#### What you need to do
Would you please copy each line below that includes the string "rozliczania"?

#### Records drawn from a dataset
┏━━
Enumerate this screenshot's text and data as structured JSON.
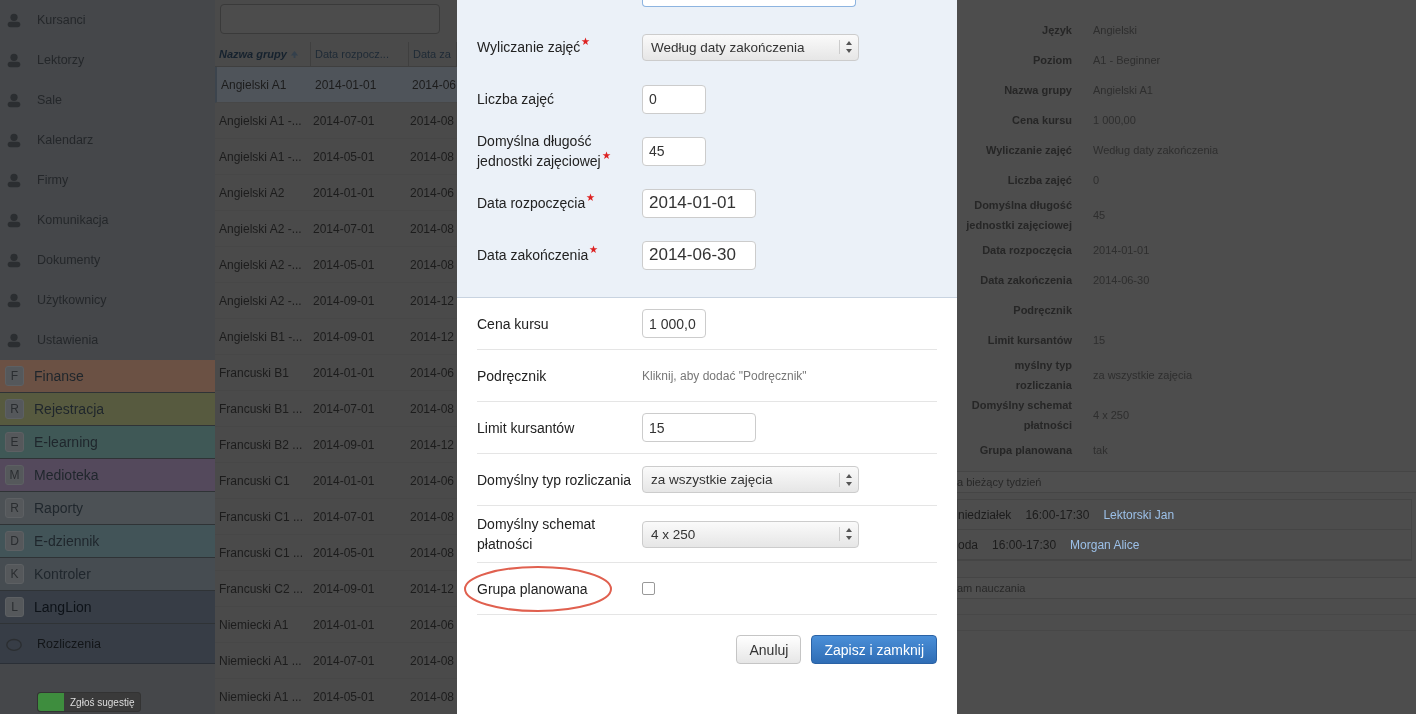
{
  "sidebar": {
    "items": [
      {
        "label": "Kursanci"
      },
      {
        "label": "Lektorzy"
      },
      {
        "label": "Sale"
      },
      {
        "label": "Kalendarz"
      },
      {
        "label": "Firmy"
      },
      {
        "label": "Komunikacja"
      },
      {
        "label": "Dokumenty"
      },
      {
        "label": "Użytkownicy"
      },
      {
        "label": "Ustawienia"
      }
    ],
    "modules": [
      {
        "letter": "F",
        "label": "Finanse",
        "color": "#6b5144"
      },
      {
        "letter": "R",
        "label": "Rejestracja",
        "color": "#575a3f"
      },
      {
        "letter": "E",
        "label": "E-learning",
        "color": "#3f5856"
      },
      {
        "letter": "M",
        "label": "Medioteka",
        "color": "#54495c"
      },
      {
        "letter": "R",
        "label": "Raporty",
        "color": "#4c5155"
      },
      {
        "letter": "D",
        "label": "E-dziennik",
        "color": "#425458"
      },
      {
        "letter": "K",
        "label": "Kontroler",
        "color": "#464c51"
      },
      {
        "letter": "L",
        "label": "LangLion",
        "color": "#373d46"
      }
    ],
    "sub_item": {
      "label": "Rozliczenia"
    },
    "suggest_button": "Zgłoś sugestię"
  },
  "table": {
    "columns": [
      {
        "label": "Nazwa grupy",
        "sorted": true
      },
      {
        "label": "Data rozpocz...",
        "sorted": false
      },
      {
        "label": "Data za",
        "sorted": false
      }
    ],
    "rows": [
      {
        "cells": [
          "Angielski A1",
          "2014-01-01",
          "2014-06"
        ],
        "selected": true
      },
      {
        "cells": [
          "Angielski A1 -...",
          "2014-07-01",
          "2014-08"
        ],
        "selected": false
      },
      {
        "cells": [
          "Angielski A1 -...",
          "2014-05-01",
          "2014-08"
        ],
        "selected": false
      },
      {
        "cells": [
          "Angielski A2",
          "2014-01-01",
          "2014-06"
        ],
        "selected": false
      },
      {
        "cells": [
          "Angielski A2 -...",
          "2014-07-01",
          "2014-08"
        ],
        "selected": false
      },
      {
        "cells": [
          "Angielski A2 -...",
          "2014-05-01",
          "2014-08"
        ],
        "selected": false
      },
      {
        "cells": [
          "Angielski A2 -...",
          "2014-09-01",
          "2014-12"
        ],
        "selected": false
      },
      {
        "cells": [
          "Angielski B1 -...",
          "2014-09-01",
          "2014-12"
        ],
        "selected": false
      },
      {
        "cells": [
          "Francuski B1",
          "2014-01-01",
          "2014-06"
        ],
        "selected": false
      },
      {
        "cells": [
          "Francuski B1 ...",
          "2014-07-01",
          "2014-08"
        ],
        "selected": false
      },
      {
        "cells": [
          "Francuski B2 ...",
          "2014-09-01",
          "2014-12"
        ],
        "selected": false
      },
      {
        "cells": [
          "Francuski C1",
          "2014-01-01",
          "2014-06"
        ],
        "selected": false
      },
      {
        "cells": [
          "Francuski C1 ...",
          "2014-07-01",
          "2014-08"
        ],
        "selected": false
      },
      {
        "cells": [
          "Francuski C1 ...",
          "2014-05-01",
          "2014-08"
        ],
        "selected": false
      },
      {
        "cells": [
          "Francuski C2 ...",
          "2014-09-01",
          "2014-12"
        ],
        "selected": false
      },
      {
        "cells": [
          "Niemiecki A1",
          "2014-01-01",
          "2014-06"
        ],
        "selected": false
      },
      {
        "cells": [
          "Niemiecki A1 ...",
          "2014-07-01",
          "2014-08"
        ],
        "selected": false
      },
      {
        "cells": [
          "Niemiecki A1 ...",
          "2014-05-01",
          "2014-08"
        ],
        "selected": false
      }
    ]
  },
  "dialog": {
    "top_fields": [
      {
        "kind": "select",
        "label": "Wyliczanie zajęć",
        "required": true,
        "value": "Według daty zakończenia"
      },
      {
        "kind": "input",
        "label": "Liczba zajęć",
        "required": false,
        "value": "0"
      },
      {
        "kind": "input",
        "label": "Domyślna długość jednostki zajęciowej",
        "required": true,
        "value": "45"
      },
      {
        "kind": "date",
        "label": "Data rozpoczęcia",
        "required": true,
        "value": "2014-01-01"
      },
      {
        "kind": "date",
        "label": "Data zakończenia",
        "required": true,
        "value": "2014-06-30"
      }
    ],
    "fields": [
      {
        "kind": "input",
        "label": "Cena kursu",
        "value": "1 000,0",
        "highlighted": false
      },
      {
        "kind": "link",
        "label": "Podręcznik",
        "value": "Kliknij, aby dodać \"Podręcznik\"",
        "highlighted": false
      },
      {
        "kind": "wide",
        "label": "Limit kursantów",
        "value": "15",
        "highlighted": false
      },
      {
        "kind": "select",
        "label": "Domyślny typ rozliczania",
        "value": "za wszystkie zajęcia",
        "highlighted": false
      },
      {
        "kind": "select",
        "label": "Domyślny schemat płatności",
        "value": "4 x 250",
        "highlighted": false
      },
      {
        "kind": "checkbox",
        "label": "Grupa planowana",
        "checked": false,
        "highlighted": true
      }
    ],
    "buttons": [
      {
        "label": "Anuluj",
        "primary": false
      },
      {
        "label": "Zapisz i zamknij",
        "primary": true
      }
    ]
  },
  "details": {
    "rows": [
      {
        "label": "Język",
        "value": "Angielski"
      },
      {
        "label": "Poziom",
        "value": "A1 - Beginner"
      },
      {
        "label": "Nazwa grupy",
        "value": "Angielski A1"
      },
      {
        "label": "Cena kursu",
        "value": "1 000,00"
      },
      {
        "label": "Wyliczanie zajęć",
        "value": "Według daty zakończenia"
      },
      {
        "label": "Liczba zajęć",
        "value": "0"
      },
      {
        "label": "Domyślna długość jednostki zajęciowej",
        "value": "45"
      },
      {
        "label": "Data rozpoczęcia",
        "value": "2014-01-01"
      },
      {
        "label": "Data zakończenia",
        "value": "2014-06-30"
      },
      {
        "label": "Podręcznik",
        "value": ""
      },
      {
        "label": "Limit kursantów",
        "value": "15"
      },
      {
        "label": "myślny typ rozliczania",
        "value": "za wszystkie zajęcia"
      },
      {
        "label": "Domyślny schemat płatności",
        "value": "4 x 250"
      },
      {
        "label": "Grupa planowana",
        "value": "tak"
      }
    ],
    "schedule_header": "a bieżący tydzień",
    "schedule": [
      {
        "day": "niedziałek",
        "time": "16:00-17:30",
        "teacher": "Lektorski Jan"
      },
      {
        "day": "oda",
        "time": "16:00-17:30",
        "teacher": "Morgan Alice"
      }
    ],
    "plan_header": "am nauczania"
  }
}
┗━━
#### Exercise result
        "label": "Domyślny typ rozliczania",
        "label": "myślny typ rozliczania",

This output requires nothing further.